- Don’t list properties as vacant. Avoid listing properties as “vacant,” since advertising an empty house can be seen as an open invitation to criminals. Going to a vacant lot and finding squatters there rarely ends well.
- Never park in the driveway. When you’re showing a home, it’s safer to park at the curb in front of the property instead of in the driveway. This allows more visibility to neighbors if a conflict occurs. It’s also much easier to escape in your vehicle if you don’t have to back out of a driveway. Additionally, leaving your car in a driveway means the perpetrator could park behind you, making it more difficult to leave.
- Show properties during the day. Always show properties before dark. Do not lower any shades or draw any curtains or blinds.
- Choose a safe word or code. Establish a distress word with a relative, close friend or coworker. A secret word or phrase that is not commonly used but can be worked into any conversation for cases where you may feel threatened. Example: “Hi, this is Jane. I am at [address]. Could you send me the red file?” A simple phone call with the distress phrase could alert someone that you are in danger.
- Leave your belongings in the car. Do not take your purse or laptop bag into the house. Lock it in the car trunk before you arrive.
- Always have your phone. Take your cell phone with you at all times, in case you need to call for help.
- Have a security app. Install a panic button and/or security app on your phone that allows you to easily call for help in a covert manner.
- Let clients walk in front. While showing a house, always let the prospect lead. Direct them instead of walking in front of them. For example: “The kitchen is on your left.” This allows you to keep an eye on them.
- Avoid attics and basements. You don’t need to follow clients into dark, windowless parts of houses, such as attics and basements. This will help prevent you from getting trapped there. If clients want to view those areas, you don’t need to go with them.
- Look around your car. When you are getting into your car alone, look in the backseat and underneath the car. Lock the doors immediately when you get inside.
- Dress for the weather. If your car breaks down, or you need to escape a dangerous situation on foot, you will need to be dressed appropriately.
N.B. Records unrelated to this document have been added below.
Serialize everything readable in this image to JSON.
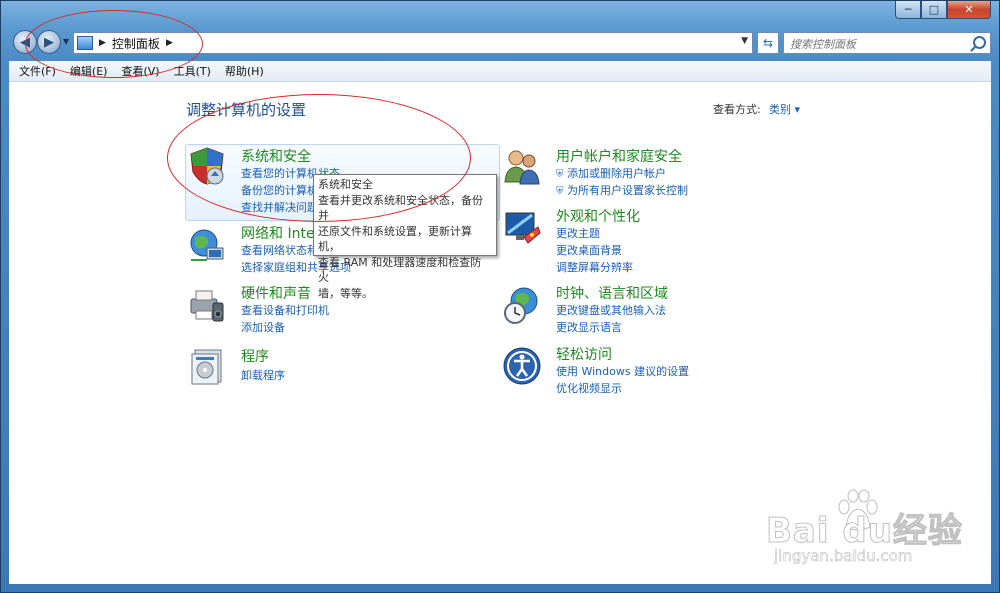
{
  "window": {
    "controls": {
      "minimize": "─",
      "maximize": "□",
      "close": "✕"
    }
  },
  "navbar": {
    "back": "◀",
    "forward": "▶",
    "address_path": "控制面板",
    "address_sep": "▶",
    "search_placeholder": "搜索控制面板",
    "refresh": "⇆"
  },
  "menu": [
    "文件(F)",
    "编辑(E)",
    "查看(V)",
    "工具(T)",
    "帮助(H)"
  ],
  "main": {
    "heading": "调整计算机的设置",
    "view_by_label": "查看方式:",
    "view_by_value": "类别 ▾"
  },
  "categories": [
    {
      "title": "系统和安全",
      "links": [
        "查看您的计算机状态",
        "备份您的计算机",
        "查找并解决问题"
      ]
    },
    {
      "title": "网络和 Internet",
      "links": [
        "查看网络状态和任务",
        "选择家庭组和共享选项"
      ]
    },
    {
      "title": "硬件和声音",
      "links": [
        "查看设备和打印机",
        "添加设备"
      ]
    },
    {
      "title": "程序",
      "links": [
        "卸载程序"
      ]
    },
    {
      "title": "用户帐户和家庭安全",
      "links": [
        "添加或删除用户帐户",
        "为所有用户设置家长控制"
      ]
    },
    {
      "title": "外观和个性化",
      "links": [
        "更改主题",
        "更改桌面背景",
        "调整屏幕分辨率"
      ]
    },
    {
      "title": "时钟、语言和区域",
      "links": [
        "更改键盘或其他输入法",
        "更改显示语言"
      ]
    },
    {
      "title": "轻松访问",
      "links": [
        "使用 Windows 建议的设置",
        "优化视频显示"
      ]
    }
  ],
  "tooltip": {
    "title": "系统和安全",
    "lines": [
      "查看并更改系统和安全状态，备份并",
      "还原文件和系统设置，更新计算机，",
      "查看 RAM 和处理器速度和检查防火",
      "墙，等等。"
    ]
  },
  "watermark": {
    "text": "Bai du经验",
    "url": "jingyan.baidu.com"
  },
  "colors": {
    "title_green": "#1f8a1f",
    "link_blue": "#1a5fb4",
    "annotation_red": "#d42a2a"
  }
}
- Take a self-defense class. A good course will help teach you the proper maneuvers to physically fend off an attack and cover defense strategies, assertiveness and powerful communication tactics.
- Never hesitate to call for help. It’s better to be safe than sorry. Do not hesitate to call 9-1-1 in an emergency.
- Trust your first instinct. Often there is a reason why your intuition tells you something feels off. If you don’t feel comfortable about a situation, figure out an alternative or ask someone to go with you.
Above all, remember the biggest asset to your business is you. You can’t serve your customers if you don’t protect yourself.